Work task:
What I need is an exact repeat of the lines from the one with "Parse this screenshot: output" through the end of the listing below. Leave out every picture.

Available records:
****************************************
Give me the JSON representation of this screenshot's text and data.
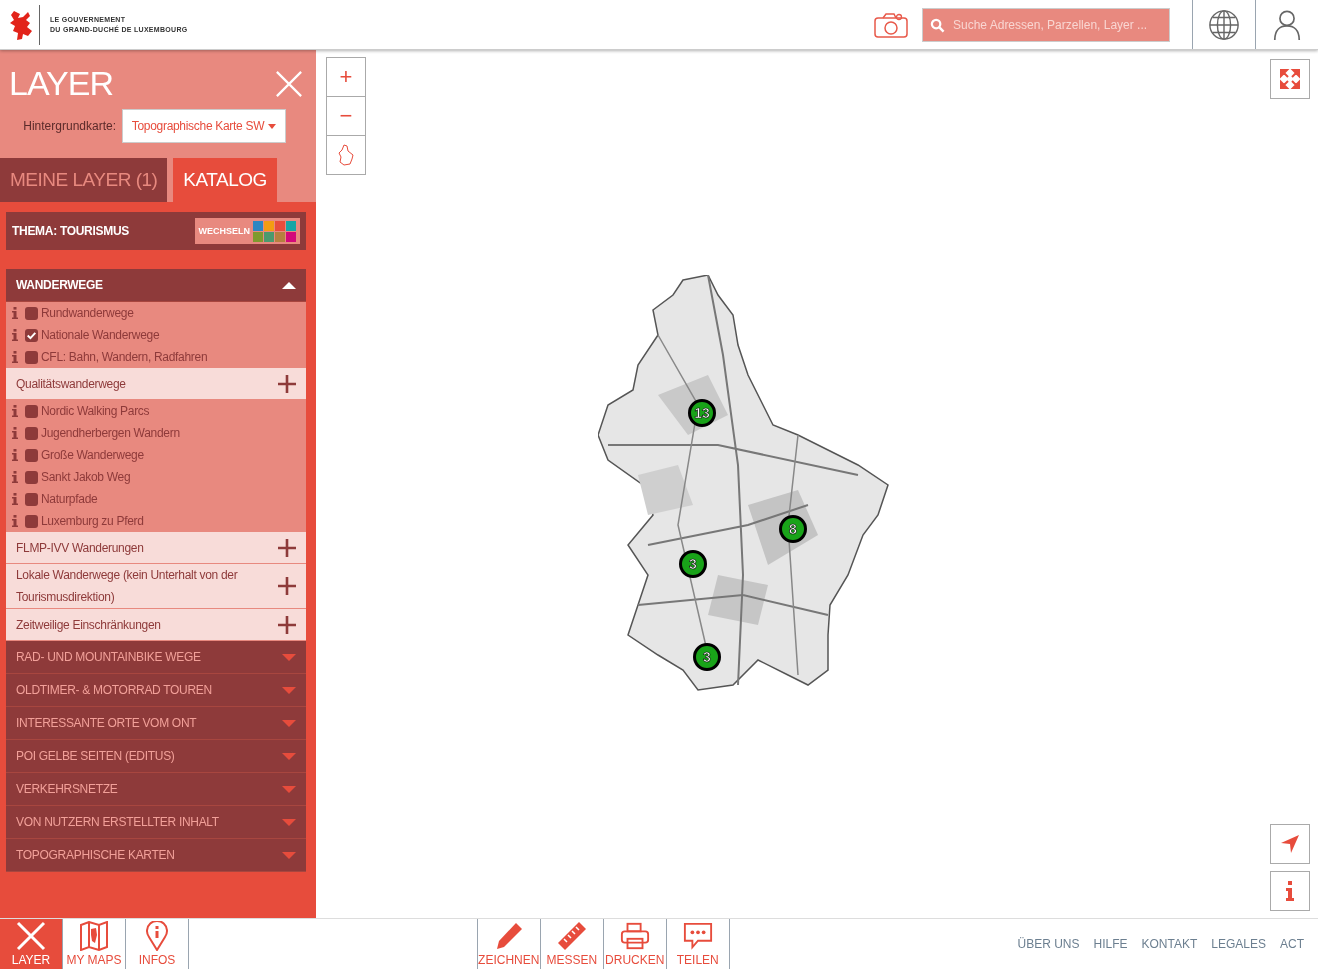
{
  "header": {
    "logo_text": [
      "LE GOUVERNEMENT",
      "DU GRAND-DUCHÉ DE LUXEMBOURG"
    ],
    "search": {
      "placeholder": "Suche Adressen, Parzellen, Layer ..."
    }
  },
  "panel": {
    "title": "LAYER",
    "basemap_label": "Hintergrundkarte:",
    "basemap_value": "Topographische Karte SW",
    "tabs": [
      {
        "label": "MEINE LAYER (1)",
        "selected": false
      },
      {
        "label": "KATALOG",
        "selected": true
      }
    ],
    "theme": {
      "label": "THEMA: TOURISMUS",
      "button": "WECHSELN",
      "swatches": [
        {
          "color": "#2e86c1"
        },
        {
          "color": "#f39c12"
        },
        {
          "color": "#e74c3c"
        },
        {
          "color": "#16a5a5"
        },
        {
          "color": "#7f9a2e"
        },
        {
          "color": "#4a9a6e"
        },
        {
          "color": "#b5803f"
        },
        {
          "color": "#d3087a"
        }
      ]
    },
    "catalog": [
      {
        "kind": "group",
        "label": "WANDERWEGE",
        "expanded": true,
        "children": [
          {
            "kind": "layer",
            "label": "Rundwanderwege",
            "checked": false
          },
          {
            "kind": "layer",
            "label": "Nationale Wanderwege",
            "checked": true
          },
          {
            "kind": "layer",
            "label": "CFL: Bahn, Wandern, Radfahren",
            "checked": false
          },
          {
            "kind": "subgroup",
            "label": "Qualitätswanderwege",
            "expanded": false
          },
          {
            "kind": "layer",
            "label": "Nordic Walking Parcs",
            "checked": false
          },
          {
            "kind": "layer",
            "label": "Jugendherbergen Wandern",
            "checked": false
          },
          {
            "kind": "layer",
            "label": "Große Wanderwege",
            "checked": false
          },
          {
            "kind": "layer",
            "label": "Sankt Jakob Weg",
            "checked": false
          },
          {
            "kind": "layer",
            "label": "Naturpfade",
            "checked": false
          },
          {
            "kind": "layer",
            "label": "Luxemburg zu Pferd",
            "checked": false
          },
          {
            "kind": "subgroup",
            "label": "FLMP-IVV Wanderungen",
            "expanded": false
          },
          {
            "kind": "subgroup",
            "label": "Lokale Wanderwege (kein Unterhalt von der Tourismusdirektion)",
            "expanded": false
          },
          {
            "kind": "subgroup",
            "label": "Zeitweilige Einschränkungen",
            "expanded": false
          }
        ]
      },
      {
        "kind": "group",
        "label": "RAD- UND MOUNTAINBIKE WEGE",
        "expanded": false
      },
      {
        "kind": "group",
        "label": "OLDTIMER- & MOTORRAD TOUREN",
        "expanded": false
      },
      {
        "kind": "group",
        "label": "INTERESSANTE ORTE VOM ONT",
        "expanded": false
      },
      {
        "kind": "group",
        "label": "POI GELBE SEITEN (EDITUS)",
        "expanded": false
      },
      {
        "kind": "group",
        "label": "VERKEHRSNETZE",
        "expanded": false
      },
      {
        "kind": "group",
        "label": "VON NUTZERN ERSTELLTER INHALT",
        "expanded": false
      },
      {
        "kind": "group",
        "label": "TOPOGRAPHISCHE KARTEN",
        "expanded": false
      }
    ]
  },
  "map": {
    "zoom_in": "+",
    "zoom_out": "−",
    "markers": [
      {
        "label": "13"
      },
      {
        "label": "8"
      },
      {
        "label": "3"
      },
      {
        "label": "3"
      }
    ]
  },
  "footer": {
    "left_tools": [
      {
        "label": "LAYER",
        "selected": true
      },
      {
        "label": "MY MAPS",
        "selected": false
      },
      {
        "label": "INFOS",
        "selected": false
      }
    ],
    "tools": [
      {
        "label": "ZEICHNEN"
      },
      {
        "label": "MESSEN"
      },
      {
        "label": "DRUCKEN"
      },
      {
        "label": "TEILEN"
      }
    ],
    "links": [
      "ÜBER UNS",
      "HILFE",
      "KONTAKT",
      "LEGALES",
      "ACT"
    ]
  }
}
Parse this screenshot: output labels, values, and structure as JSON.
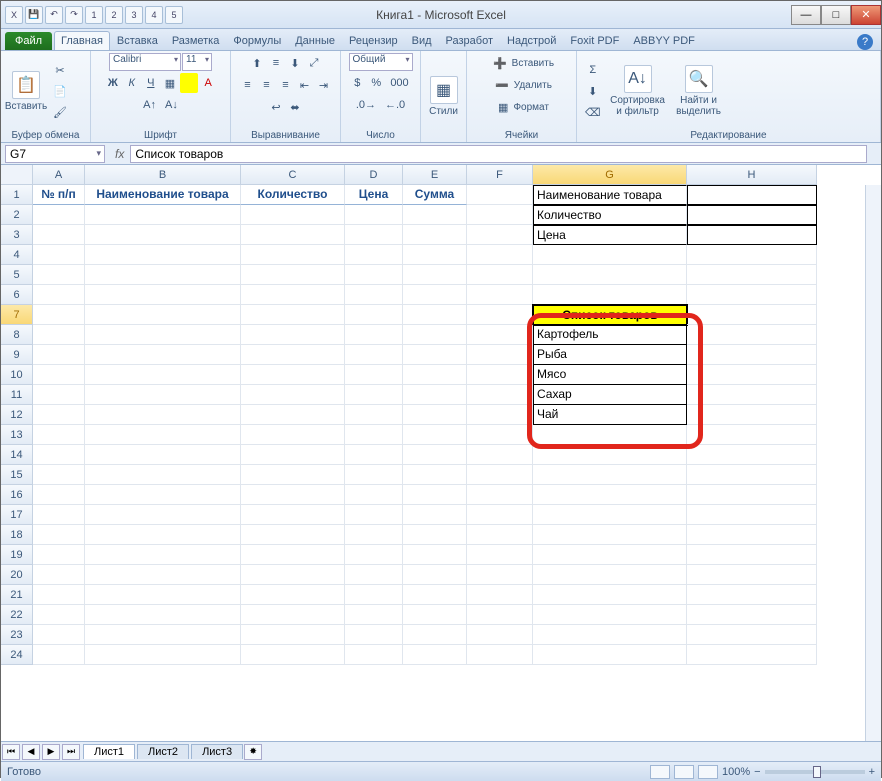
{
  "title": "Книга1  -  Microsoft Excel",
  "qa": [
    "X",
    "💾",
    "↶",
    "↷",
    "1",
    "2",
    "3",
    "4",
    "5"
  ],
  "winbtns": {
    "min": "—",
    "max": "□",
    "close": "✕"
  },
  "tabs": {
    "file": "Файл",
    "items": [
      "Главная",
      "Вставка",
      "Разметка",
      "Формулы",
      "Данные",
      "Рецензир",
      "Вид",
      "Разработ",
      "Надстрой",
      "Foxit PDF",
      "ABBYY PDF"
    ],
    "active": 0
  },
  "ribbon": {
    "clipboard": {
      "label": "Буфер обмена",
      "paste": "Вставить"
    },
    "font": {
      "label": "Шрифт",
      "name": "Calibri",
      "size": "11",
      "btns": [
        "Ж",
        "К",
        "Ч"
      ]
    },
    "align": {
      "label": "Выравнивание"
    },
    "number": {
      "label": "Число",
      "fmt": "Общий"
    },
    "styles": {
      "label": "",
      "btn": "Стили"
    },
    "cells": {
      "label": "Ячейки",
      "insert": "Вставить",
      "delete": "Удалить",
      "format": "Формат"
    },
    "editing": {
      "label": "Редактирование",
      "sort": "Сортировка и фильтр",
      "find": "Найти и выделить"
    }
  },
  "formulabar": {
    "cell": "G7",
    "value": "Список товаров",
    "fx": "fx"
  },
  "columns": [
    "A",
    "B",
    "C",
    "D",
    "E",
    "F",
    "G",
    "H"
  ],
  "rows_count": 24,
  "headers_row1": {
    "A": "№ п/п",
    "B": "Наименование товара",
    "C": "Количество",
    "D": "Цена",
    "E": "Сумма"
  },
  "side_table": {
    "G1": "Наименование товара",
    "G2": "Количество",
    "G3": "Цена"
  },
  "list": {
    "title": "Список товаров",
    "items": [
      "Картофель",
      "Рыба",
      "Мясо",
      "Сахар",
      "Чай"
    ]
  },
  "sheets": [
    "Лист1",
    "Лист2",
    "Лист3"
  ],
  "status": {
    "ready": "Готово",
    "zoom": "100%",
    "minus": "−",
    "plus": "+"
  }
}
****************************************
Written answer:
Parse this screenshot: output labels, values, and structure as JSON.
{
  "title": "Книга1  -  Microsoft Excel",
  "qa": [
    "X",
    "💾",
    "↶",
    "↷",
    "1",
    "2",
    "3",
    "4",
    "5"
  ],
  "winbtns": {
    "min": "—",
    "max": "□",
    "close": "✕"
  },
  "tabs": {
    "file": "Файл",
    "items": [
      "Главная",
      "Вставка",
      "Разметка",
      "Формулы",
      "Данные",
      "Рецензир",
      "Вид",
      "Разработ",
      "Надстрой",
      "Foxit PDF",
      "ABBYY PDF"
    ],
    "active": 0
  },
  "ribbon": {
    "clipboard": {
      "label": "Буфер обмена",
      "paste": "Вставить"
    },
    "font": {
      "label": "Шрифт",
      "name": "Calibri",
      "size": "11",
      "btns": [
        "Ж",
        "К",
        "Ч"
      ]
    },
    "align": {
      "label": "Выравнивание"
    },
    "number": {
      "label": "Число",
      "fmt": "Общий"
    },
    "styles": {
      "label": "",
      "btn": "Стили"
    },
    "cells": {
      "label": "Ячейки",
      "insert": "Вставить",
      "delete": "Удалить",
      "format": "Формат"
    },
    "editing": {
      "label": "Редактирование",
      "sort": "Сортировка и фильтр",
      "find": "Найти и выделить"
    }
  },
  "formulabar": {
    "cell": "G7",
    "value": "Список товаров",
    "fx": "fx"
  },
  "columns": [
    "A",
    "B",
    "C",
    "D",
    "E",
    "F",
    "G",
    "H"
  ],
  "rows_count": 24,
  "headers_row1": {
    "A": "№ п/п",
    "B": "Наименование товара",
    "C": "Количество",
    "D": "Цена",
    "E": "Сумма"
  },
  "side_table": {
    "G1": "Наименование товара",
    "G2": "Количество",
    "G3": "Цена"
  },
  "list": {
    "title": "Список товаров",
    "items": [
      "Картофель",
      "Рыба",
      "Мясо",
      "Сахар",
      "Чай"
    ]
  },
  "sheets": [
    "Лист1",
    "Лист2",
    "Лист3"
  ],
  "status": {
    "ready": "Готово",
    "zoom": "100%",
    "minus": "−",
    "plus": "+"
  }
}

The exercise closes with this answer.